Keywords: Entamoeba histolytica, Schistosoma mansoni, Farnesyltransferase, Metronidazole, lonafarnib, Tipifarnib, statin, chemotherapy

Received: 08 Jan 2019; Accepted: 09 May 2019.

Edited by:

Tomoyoshi Nozaki, Graduate School of Medicine and Faculty of Medicine, University of Tokyo, Japan

Reviewed by:

Elisa Azuara-Liceaga, Universidad Autónoma de la Ciudad de México, Mexico
David Leitsch, Medical University of Vienna, Austria  

Copyright: © 2019 Probst, Nguyen, El-Sakkary, Skinner, Suzuki, Buckner, Gelb, Caffrey and Debnath. This is an open-access article distributed under the terms of the Creative Commons Attribution License (CC BY). The use, distribution or reproduction in other forums is permitted, provided the original author(s) and the copyright owner(s) are credited and that the original publication in this journal is cited, in accordance with accepted academic practice. No use, distribution or reproduction is permitted which does not comply with these terms.

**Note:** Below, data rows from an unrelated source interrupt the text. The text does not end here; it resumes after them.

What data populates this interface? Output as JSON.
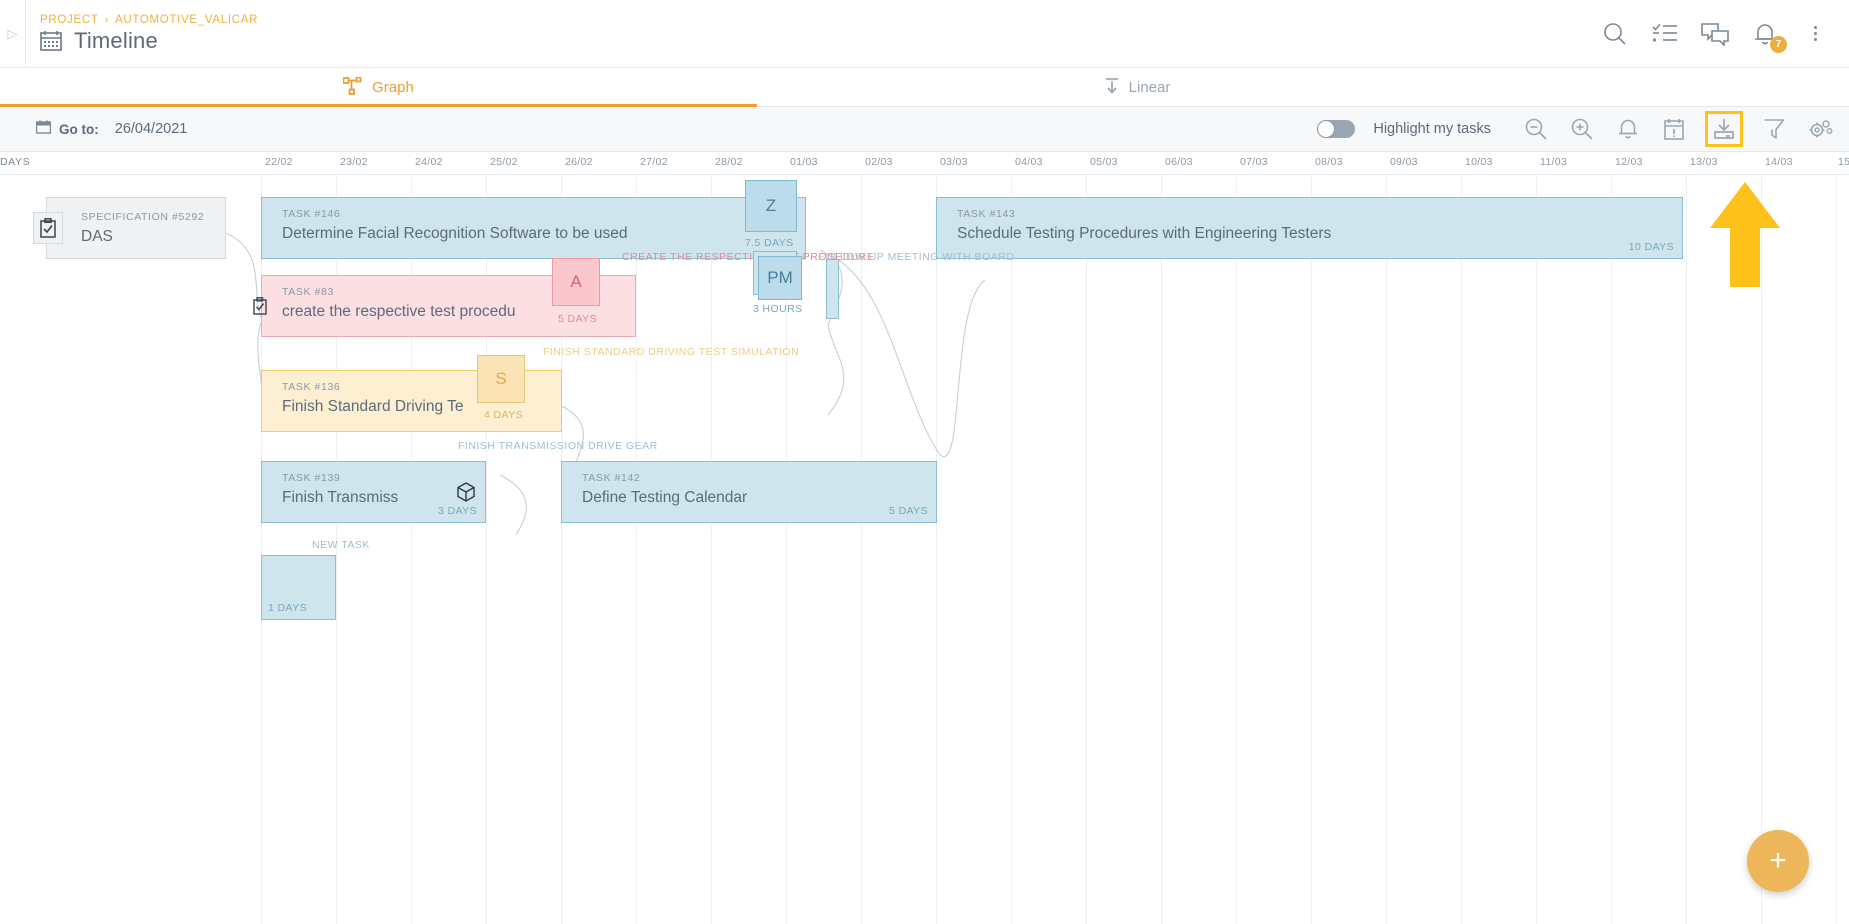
{
  "header": {
    "breadcrumb_root": "PROJECT",
    "breadcrumb_sep": "›",
    "breadcrumb_project": "AUTOMOTIVE_VALICAR",
    "page_title": "Timeline",
    "calendar_icon": "calendar-icon",
    "icons": [
      {
        "name": "search-icon"
      },
      {
        "name": "checklist-icon"
      },
      {
        "name": "chat-icon"
      },
      {
        "name": "notifications-bell-icon",
        "badge": "7"
      },
      {
        "name": "more-options-icon"
      }
    ]
  },
  "tabs": [
    {
      "id": "graph",
      "label": "Graph",
      "icon": "graph-icon",
      "active": true
    },
    {
      "id": "linear",
      "label": "Linear",
      "icon": "download-arrow-icon",
      "active": false
    }
  ],
  "toolbar": {
    "goto_icon": "calendar-small-icon",
    "goto_label": "Go to:",
    "goto_date": "26/04/2021",
    "highlight_label": "Highlight my tasks",
    "highlight_on": false,
    "icons": [
      {
        "name": "zoom-out-icon",
        "highlighted": false
      },
      {
        "name": "zoom-in-icon",
        "highlighted": false
      },
      {
        "name": "alerts-bell-icon",
        "highlighted": false
      },
      {
        "name": "calendar-alert-icon",
        "highlighted": false
      },
      {
        "name": "export-download-icon",
        "highlighted": true
      },
      {
        "name": "filter-icon",
        "highlighted": false
      },
      {
        "name": "settings-gears-icon",
        "highlighted": false
      }
    ]
  },
  "timeline": {
    "unit_label": "DAYS",
    "ticks": [
      "22/02",
      "23/02",
      "24/02",
      "25/02",
      "26/02",
      "27/02",
      "28/02",
      "01/03",
      "02/03",
      "03/03",
      "04/03",
      "05/03",
      "06/03",
      "07/03",
      "08/03",
      "09/03",
      "10/03",
      "11/03",
      "12/03",
      "13/03",
      "14/03",
      "15"
    ]
  },
  "cards": {
    "specification": {
      "sub": "SPECIFICATION #5292",
      "title": "DAS",
      "icon": "clipboard-check-icon"
    },
    "tasks": [
      {
        "id": "t146",
        "sub": "TASK #146",
        "title": "Determine Facial Recognition Software to be used",
        "duration": "7.5 DAYS",
        "color": "blue",
        "avatar": "Z"
      },
      {
        "id": "t143",
        "sub": "TASK #143",
        "title": "Schedule Testing Procedures with Engineering Testers",
        "duration": "10 DAYS",
        "color": "blue",
        "avatar": ""
      },
      {
        "id": "t83",
        "sub": "TASK #83",
        "title": "create the respective test procedu",
        "duration": "5 DAYS",
        "color": "pink",
        "avatar": "A",
        "icon": "clipboard-check-icon"
      },
      {
        "id": "t136",
        "sub": "TASK #136",
        "title": "Finish Standard Driving Te",
        "duration": "4 DAYS",
        "color": "amber",
        "avatar": "S"
      },
      {
        "id": "t139",
        "sub": "TASK #139",
        "title": "Finish Transmiss",
        "duration": "3 DAYS",
        "color": "blue",
        "icon": "cube-icon"
      },
      {
        "id": "t142",
        "sub": "TASK #142",
        "title": "Define Testing Calendar",
        "duration": "5 DAYS",
        "color": "blue"
      },
      {
        "id": "tnew",
        "sub": "",
        "title": "",
        "duration": "1 DAYS",
        "color": "blue"
      }
    ],
    "milestone": {
      "avatar": "PM",
      "duration": "3 HOURS",
      "color": "blue"
    },
    "connector_labels": [
      {
        "text": "CREATE THE RESPECTIVE TEST PROCEDURE",
        "color": "pink"
      },
      {
        "text": "FOLLOW UP MEETING WITH BOARD",
        "color": "blue"
      },
      {
        "text": "FINISH STANDARD DRIVING TEST SIMULATION",
        "color": "amber"
      },
      {
        "text": "FINISH TRANSMISSION DRIVE GEAR",
        "color": "blue"
      },
      {
        "text": "NEW TASK",
        "color": "blue"
      }
    ]
  },
  "fab": {
    "label": "+",
    "icon": "plus-icon"
  },
  "annotation": {
    "name": "highlight-arrow",
    "color": "#fcc21b"
  },
  "colors": {
    "accent": "#ef9d2b",
    "highlight": "#fcc21b",
    "blue_fill": "#cfe5ee",
    "blue_border": "#8fbdd0",
    "pink_fill": "#fbdfe2",
    "pink_border": "#f0a8b0",
    "amber_fill": "#fdf0d2",
    "amber_border": "#efc96b",
    "text": "#5d6a78"
  }
}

* Correspondence:
Dr. Conor R. Caffrey, Center for Discovery and Innovation in Parasitic Diseases, Skaggs School of Pharmacy and Pharmaceutical Sciences, University of California, San Diego, La Jolla, 92093, California, United States, ccaffrey@ucsd.edu
Dr. Anjan Debnath, Center for Discovery and Innovation in Parasitic Diseases, Skaggs School of Pharmacy and Pharmaceutical Sciences, University of California, San Diego, La Jolla, 92093, California, United States, adebnath@ucsd.edu